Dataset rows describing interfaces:
== Segment start ==
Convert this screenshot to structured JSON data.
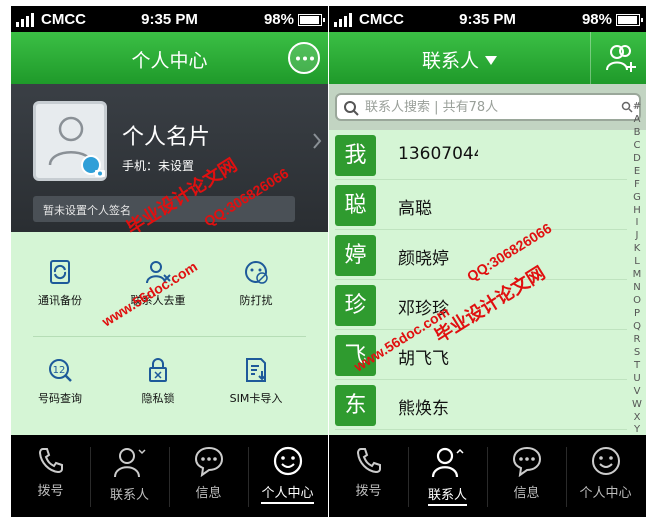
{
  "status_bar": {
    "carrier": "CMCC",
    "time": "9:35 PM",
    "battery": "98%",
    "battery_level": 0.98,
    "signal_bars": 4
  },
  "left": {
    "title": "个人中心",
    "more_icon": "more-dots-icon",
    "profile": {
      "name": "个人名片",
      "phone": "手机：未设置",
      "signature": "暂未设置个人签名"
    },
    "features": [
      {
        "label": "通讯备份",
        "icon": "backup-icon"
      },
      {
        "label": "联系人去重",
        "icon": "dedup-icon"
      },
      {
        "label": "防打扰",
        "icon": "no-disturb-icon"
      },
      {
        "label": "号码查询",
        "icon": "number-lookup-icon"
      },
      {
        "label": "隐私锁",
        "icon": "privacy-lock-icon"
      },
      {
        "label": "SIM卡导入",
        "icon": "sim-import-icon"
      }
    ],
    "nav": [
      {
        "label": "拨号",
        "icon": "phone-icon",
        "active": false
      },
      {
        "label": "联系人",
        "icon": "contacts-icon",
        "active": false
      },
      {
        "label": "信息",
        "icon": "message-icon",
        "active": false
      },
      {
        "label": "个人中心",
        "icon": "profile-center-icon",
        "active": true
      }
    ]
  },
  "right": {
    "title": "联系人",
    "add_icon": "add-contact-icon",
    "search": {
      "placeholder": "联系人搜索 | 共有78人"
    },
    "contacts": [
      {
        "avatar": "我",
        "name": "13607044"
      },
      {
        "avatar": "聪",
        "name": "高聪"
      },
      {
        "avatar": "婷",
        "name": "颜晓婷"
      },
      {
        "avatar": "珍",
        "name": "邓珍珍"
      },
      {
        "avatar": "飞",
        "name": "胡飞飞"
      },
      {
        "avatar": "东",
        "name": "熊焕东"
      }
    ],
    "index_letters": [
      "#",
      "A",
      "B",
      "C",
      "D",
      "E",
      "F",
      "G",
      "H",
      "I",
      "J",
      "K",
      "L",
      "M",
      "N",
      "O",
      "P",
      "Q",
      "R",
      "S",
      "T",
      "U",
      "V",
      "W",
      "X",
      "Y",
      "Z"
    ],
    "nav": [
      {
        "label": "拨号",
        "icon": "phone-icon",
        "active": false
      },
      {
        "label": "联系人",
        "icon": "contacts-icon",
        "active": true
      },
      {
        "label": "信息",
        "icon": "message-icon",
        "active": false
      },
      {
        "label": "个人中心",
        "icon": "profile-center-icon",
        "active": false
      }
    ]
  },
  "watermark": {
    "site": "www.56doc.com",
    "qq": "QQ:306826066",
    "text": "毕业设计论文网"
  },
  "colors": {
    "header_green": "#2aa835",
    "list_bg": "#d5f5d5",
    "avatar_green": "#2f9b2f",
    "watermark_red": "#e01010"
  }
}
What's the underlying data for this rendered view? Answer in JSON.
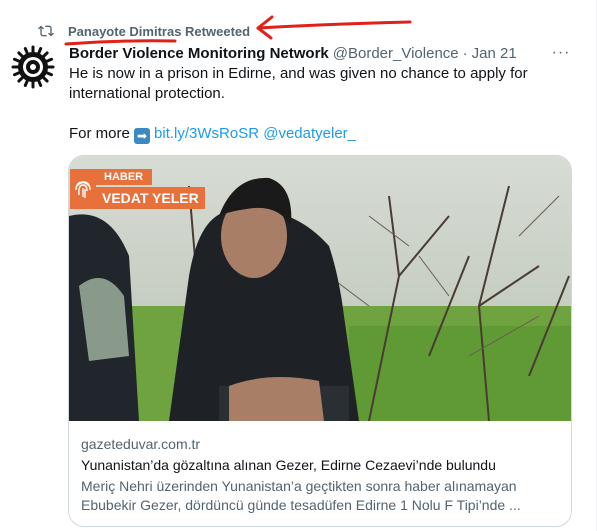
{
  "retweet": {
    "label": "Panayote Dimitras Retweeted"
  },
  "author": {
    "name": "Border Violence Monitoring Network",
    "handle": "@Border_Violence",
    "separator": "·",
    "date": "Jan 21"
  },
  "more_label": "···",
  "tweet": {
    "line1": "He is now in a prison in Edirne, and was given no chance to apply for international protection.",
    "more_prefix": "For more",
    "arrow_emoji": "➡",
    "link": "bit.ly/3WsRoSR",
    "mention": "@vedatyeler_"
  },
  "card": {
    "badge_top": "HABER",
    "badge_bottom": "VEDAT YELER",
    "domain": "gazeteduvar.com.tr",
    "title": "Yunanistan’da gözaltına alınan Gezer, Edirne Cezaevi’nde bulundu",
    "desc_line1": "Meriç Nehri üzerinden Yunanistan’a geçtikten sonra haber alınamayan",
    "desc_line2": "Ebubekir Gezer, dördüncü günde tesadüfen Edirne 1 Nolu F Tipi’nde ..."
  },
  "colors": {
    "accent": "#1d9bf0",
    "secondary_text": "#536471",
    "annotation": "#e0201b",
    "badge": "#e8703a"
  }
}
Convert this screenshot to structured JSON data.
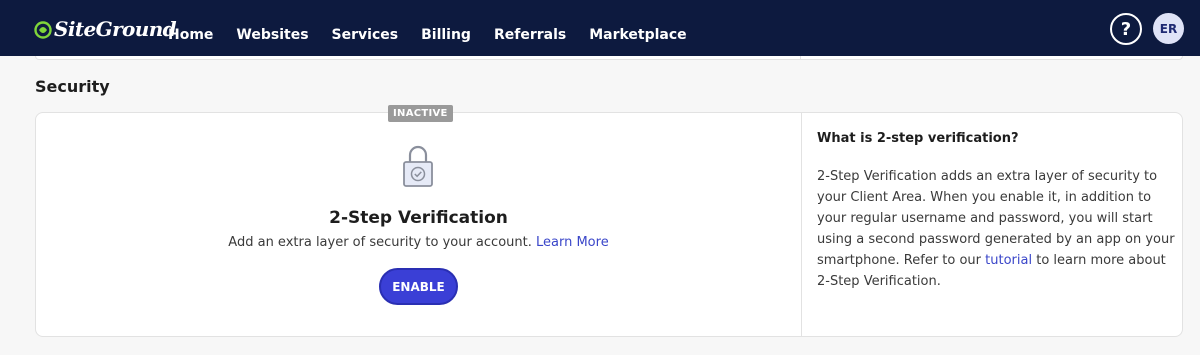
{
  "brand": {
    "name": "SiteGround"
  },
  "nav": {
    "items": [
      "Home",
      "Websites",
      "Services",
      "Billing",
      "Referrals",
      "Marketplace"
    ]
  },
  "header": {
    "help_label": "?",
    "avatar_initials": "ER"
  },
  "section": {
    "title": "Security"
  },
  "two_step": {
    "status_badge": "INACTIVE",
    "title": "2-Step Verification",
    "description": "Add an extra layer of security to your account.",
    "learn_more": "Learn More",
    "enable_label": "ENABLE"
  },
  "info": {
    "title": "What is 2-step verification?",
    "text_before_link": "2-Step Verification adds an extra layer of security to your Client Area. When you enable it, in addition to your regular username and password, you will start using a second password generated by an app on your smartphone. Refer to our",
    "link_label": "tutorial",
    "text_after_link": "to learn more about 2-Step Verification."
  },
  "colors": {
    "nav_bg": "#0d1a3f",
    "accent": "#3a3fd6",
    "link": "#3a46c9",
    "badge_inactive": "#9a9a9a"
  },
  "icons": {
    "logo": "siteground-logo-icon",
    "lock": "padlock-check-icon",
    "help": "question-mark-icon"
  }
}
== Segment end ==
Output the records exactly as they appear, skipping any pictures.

Convert this screenshot to structured JSON data.
{
  "status_bar": {
    "carrier": "CMCC",
    "time": "9:35 PM",
    "battery": "98%",
    "battery_level": 0.98,
    "signal_bars": 4
  },
  "left": {
    "title": "个人中心",
    "more_icon": "more-dots-icon",
    "profile": {
      "name": "个人名片",
      "phone": "手机：未设置",
      "signature": "暂未设置个人签名"
    },
    "features": [
      {
        "label": "通讯备份",
        "icon": "backup-icon"
      },
      {
        "label": "联系人去重",
        "icon": "dedup-icon"
      },
      {
        "label": "防打扰",
        "icon": "no-disturb-icon"
      },
      {
        "label": "号码查询",
        "icon": "number-lookup-icon"
      },
      {
        "label": "隐私锁",
        "icon": "privacy-lock-icon"
      },
      {
        "label": "SIM卡导入",
        "icon": "sim-import-icon"
      }
    ],
    "nav": [
      {
        "label": "拨号",
        "icon": "phone-icon",
        "active": false
      },
      {
        "label": "联系人",
        "icon": "contacts-icon",
        "active": false
      },
      {
        "label": "信息",
        "icon": "message-icon",
        "active": false
      },
      {
        "label": "个人中心",
        "icon": "profile-center-icon",
        "active": true
      }
    ]
  },
  "right": {
    "title": "联系人",
    "add_icon": "add-contact-icon",
    "search": {
      "placeholder": "联系人搜索 | 共有78人"
    },
    "contacts": [
      {
        "avatar": "我",
        "name": "13607044"
      },
      {
        "avatar": "聪",
        "name": "高聪"
      },
      {
        "avatar": "婷",
        "name": "颜晓婷"
      },
      {
        "avatar": "珍",
        "name": "邓珍珍"
      },
      {
        "avatar": "飞",
        "name": "胡飞飞"
      },
      {
        "avatar": "东",
        "name": "熊焕东"
      }
    ],
    "index_letters": [
      "#",
      "A",
      "B",
      "C",
      "D",
      "E",
      "F",
      "G",
      "H",
      "I",
      "J",
      "K",
      "L",
      "M",
      "N",
      "O",
      "P",
      "Q",
      "R",
      "S",
      "T",
      "U",
      "V",
      "W",
      "X",
      "Y",
      "Z"
    ],
    "nav": [
      {
        "label": "拨号",
        "icon": "phone-icon",
        "active": false
      },
      {
        "label": "联系人",
        "icon": "contacts-icon",
        "active": true
      },
      {
        "label": "信息",
        "icon": "message-icon",
        "active": false
      },
      {
        "label": "个人中心",
        "icon": "profile-center-icon",
        "active": false
      }
    ]
  },
  "watermark": {
    "site": "www.56doc.com",
    "qq": "QQ:306826066",
    "text": "毕业设计论文网"
  },
  "colors": {
    "header_green": "#2aa835",
    "list_bg": "#d5f5d5",
    "avatar_green": "#2f9b2f",
    "watermark_red": "#e01010"
  }
}
What's the underlying data for this rendered view? Answer in JSON.
{
  "retweet": {
    "label": "Panayote Dimitras Retweeted"
  },
  "author": {
    "name": "Border Violence Monitoring Network",
    "handle": "@Border_Violence",
    "separator": "·",
    "date": "Jan 21"
  },
  "more_label": "···",
  "tweet": {
    "line1": "He is now in a prison in Edirne, and was given no chance to apply for international protection.",
    "more_prefix": "For more",
    "arrow_emoji": "➡",
    "link": "bit.ly/3WsRoSR",
    "mention": "@vedatyeler_"
  },
  "card": {
    "badge_top": "HABER",
    "badge_bottom": "VEDAT YELER",
    "domain": "gazeteduvar.com.tr",
    "title": "Yunanistan’da gözaltına alınan Gezer, Edirne Cezaevi’nde bulundu",
    "desc_line1": "Meriç Nehri üzerinden Yunanistan’a geçtikten sonra haber alınamayan",
    "desc_line2": "Ebubekir Gezer, dördüncü günde tesadüfen Edirne 1 Nolu F Tipi’nde ..."
  },
  "colors": {
    "accent": "#1d9bf0",
    "secondary_text": "#536471",
    "annotation": "#e0201b",
    "badge": "#e8703a"
  }
}
Convert this screenshot to structured JSON data.
{
  "brand": {
    "name": "SiteGround"
  },
  "nav": {
    "items": [
      "Home",
      "Websites",
      "Services",
      "Billing",
      "Referrals",
      "Marketplace"
    ]
  },
  "header": {
    "help_label": "?",
    "avatar_initials": "ER"
  },
  "section": {
    "title": "Security"
  },
  "two_step": {
    "status_badge": "INACTIVE",
    "title": "2-Step Verification",
    "description": "Add an extra layer of security to your account.",
    "learn_more": "Learn More",
    "enable_label": "ENABLE"
  },
  "info": {
    "title": "What is 2-step verification?",
    "text_before_link": "2-Step Verification adds an extra layer of security to your Client Area. When you enable it, in addition to your regular username and password, you will start using a second password generated by an app on your smartphone. Refer to our",
    "link_label": "tutorial",
    "text_after_link": "to learn more about 2-Step Verification."
  },
  "colors": {
    "nav_bg": "#0d1a3f",
    "accent": "#3a3fd6",
    "link": "#3a46c9",
    "badge_inactive": "#9a9a9a"
  },
  "icons": {
    "logo": "siteground-logo-icon",
    "lock": "padlock-check-icon",
    "help": "question-mark-icon"
  }
}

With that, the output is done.